SUPPLIED MATERIAL Block Start

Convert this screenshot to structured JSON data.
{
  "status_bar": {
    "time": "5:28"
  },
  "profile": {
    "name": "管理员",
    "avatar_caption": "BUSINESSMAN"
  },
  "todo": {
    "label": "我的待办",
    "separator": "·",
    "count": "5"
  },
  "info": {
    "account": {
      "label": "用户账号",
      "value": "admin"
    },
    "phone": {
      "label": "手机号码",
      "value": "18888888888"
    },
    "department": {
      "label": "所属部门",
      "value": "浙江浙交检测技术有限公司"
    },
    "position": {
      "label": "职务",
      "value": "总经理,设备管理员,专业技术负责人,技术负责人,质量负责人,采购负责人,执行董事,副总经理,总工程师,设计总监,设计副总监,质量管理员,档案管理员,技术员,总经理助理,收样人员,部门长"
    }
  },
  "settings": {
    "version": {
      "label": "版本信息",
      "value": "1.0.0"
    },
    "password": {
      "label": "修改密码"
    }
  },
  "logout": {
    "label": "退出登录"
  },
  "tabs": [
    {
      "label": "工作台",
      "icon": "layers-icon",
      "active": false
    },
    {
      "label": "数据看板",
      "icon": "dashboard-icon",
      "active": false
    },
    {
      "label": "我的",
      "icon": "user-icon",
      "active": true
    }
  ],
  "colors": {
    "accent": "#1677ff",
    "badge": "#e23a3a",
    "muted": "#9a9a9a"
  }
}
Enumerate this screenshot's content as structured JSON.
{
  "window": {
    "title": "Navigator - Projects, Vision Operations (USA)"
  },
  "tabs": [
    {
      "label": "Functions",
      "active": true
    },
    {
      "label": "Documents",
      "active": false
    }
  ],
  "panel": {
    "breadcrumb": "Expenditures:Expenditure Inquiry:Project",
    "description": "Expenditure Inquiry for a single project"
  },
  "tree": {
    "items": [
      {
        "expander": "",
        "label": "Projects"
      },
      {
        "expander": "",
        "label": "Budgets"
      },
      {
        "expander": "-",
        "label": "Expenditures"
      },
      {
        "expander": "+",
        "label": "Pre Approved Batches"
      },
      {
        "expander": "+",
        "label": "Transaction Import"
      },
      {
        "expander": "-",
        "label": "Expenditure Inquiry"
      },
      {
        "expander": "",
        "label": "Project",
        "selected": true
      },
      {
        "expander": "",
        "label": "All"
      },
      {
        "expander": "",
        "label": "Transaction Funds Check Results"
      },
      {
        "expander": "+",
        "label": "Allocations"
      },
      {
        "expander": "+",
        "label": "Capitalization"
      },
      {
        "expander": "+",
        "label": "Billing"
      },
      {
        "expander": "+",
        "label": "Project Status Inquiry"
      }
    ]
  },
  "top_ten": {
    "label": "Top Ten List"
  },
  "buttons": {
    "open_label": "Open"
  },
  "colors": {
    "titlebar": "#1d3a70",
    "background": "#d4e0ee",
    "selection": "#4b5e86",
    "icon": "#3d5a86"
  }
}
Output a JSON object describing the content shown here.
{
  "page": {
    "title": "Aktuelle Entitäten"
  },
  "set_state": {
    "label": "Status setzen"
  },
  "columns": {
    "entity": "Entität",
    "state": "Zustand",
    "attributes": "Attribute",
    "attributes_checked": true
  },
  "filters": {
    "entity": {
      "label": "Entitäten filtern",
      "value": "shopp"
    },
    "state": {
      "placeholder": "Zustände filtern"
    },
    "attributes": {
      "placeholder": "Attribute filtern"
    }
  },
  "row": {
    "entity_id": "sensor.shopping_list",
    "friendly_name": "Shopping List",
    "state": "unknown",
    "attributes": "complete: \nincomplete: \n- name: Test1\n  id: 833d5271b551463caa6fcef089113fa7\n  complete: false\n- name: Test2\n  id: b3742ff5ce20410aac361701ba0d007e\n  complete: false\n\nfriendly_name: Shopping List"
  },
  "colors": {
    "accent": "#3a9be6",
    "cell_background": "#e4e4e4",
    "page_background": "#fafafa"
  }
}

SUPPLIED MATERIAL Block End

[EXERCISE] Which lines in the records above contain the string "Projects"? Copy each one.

[SOLVED PROBLEM]
    "title": "Navigator - Projects, Vision Operations (USA)"
        "label": "Projects"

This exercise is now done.